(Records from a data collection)
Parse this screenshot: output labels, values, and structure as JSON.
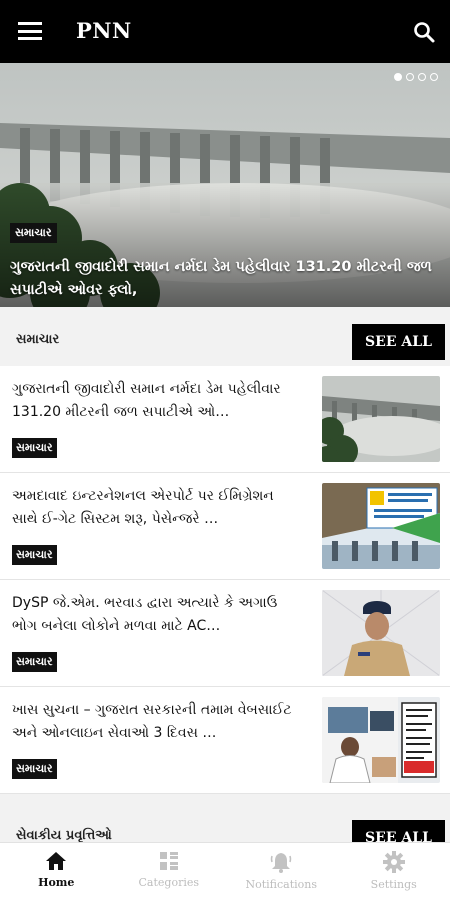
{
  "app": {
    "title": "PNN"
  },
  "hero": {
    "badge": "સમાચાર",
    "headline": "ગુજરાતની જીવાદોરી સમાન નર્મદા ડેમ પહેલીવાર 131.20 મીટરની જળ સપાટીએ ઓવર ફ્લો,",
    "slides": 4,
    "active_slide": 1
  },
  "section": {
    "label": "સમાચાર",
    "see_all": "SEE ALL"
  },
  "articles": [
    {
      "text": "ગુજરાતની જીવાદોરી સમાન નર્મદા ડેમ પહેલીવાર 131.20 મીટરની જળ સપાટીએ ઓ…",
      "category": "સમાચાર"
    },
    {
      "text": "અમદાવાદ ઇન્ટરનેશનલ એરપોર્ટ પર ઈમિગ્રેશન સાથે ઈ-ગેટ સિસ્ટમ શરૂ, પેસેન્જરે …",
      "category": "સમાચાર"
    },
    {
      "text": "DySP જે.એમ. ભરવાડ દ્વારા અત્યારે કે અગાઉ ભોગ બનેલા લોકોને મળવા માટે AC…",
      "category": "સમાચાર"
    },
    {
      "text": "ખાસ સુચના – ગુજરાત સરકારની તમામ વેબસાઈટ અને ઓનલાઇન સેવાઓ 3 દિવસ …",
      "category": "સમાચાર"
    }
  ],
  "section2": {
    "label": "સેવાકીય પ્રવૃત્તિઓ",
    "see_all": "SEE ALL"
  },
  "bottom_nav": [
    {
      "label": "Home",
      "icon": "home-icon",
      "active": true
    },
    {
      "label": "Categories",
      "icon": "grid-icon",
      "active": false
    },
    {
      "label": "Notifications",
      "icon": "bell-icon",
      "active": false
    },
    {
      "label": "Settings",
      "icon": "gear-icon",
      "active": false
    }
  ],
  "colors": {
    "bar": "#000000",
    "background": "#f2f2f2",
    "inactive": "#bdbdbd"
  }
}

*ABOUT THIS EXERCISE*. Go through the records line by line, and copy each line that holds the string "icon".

*ANSWER BELOW*.
      "icon": "home-icon",
      "icon": "grid-icon",
      "icon": "bell-icon",
      "icon": "gear-icon",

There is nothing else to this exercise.